More research is needed to learn how long the vaccine's effectiveness will last.
Natural immunity is being used as a guideline by some researchers. The journal Nature states that – in a study with more than 25,000 healthcare workers in the U.K. – having had COVID-19 reduces the risk of reinfection by 84 percent for at least seven months.
Separately, Pfizer-BioNTech revealed that the phase three clinical trial of its mRNA vaccine showed that vaccinated people had high immunity for at least six months. "It is an important step to further confirm the strong efficacy and good safety data we have seen so far, especially in a longer-term follow-up," said Ugur Sahin, CEO and co-founder of BioNTech.
The Moderna vaccine generates a significant antibody response for at least six months following the second dosage, according to findings from phase three clinical trials published in the New England Journal of Medicine on April 6.
Some have assumed that this information suggests the vaccinations only provide six months of protection against the virus. However, this is an incorrect assumption. Because the available data indicate that vaccination offers at least some protection period against the virus in the present situation. Therefore, researchers will need additional time to follow up with study participants to learn if the vaccine's safety is maintained or falls over time.
Only a few vaccines, such as the measles vaccines, provide lifetime immunity for most people, reports the Wall Street Journal. Vaccine developers are closely researching the science of immune responses in recovered COVID-19 patients and how that science might be applied to vaccine manufacturing to fill in knowledge gaps on vaccination duration.
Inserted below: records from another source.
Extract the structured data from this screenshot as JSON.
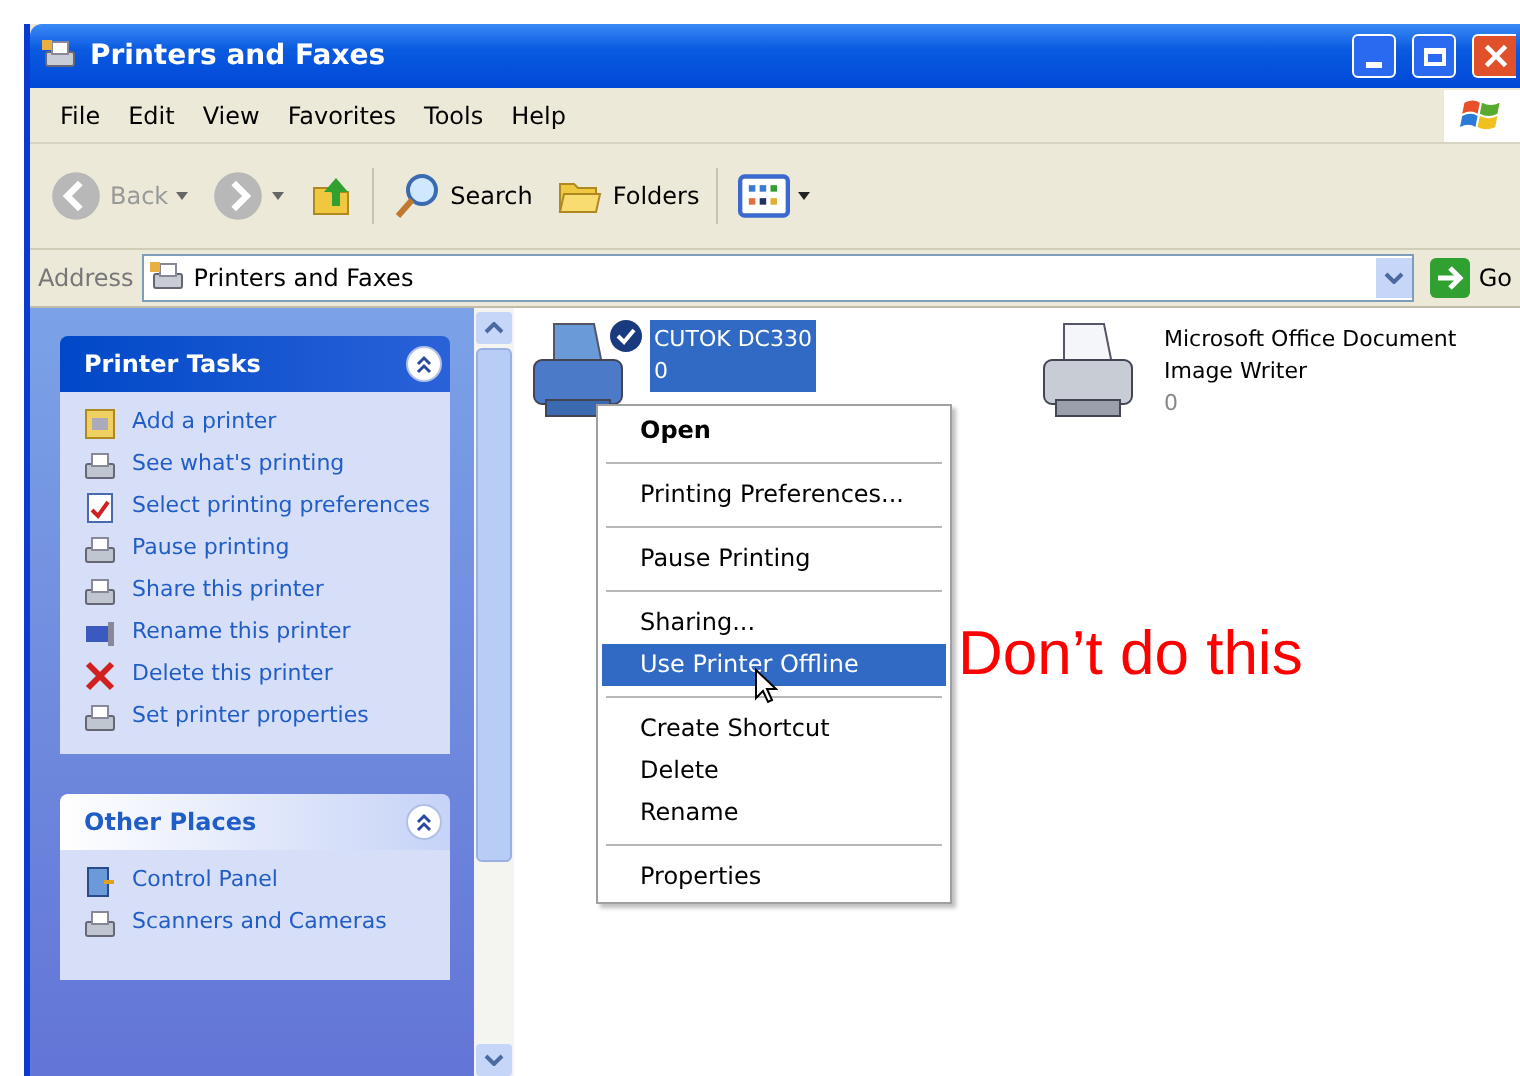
{
  "window": {
    "title": "Printers and Faxes"
  },
  "menu": [
    "File",
    "Edit",
    "View",
    "Favorites",
    "Tools",
    "Help"
  ],
  "toolbar": [
    {
      "kind": "back",
      "label": "Back",
      "disabled": true
    },
    {
      "kind": "forward",
      "disabled": true
    },
    {
      "kind": "up"
    },
    {
      "kind": "search",
      "label": "Search"
    },
    {
      "kind": "folders",
      "label": "Folders"
    },
    {
      "kind": "views"
    }
  ],
  "address": {
    "label": "Address",
    "value": "Printers and Faxes",
    "go": "Go"
  },
  "panels": [
    {
      "title": "Printer Tasks",
      "kind": "tasks",
      "items": [
        "Add a printer",
        "See what's printing",
        "Select printing preferences",
        "Pause printing",
        "Share this printer",
        "Rename this printer",
        "Delete this printer",
        "Set printer properties"
      ]
    },
    {
      "title": "Other Places",
      "kind": "places",
      "items": [
        "Control Panel",
        "Scanners and Cameras"
      ]
    }
  ],
  "printers": [
    {
      "name": "CUTOK DC330",
      "count": "0",
      "selected": true,
      "default": true
    },
    {
      "name": "Microsoft Office Document Image Writer",
      "count": "0",
      "selected": false,
      "default": false
    }
  ],
  "context_menu": [
    {
      "kind": "item",
      "label": "Open",
      "bold": true,
      "selected": false
    },
    {
      "kind": "separator"
    },
    {
      "kind": "item",
      "label": "Printing Preferences...",
      "bold": false,
      "selected": false
    },
    {
      "kind": "separator"
    },
    {
      "kind": "item",
      "label": "Pause Printing",
      "bold": false,
      "selected": false
    },
    {
      "kind": "separator"
    },
    {
      "kind": "item",
      "label": "Sharing...",
      "bold": false,
      "selected": false
    },
    {
      "kind": "item",
      "label": "Use Printer Offline",
      "bold": false,
      "selected": true
    },
    {
      "kind": "separator"
    },
    {
      "kind": "item",
      "label": "Create Shortcut",
      "bold": false,
      "selected": false
    },
    {
      "kind": "item",
      "label": "Delete",
      "bold": false,
      "selected": false
    },
    {
      "kind": "item",
      "label": "Rename",
      "bold": false,
      "selected": false
    },
    {
      "kind": "separator"
    },
    {
      "kind": "item",
      "label": "Properties",
      "bold": false,
      "selected": false
    }
  ],
  "annotation": "Don’t do this"
}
The COVID-19 pandemic has given rise to a lot of potentially dangerous misinformation. For reliable advice on COVID-19, including symptoms, prevention, and available treatment, please refer to the World Health Organization or your national healthcare authority.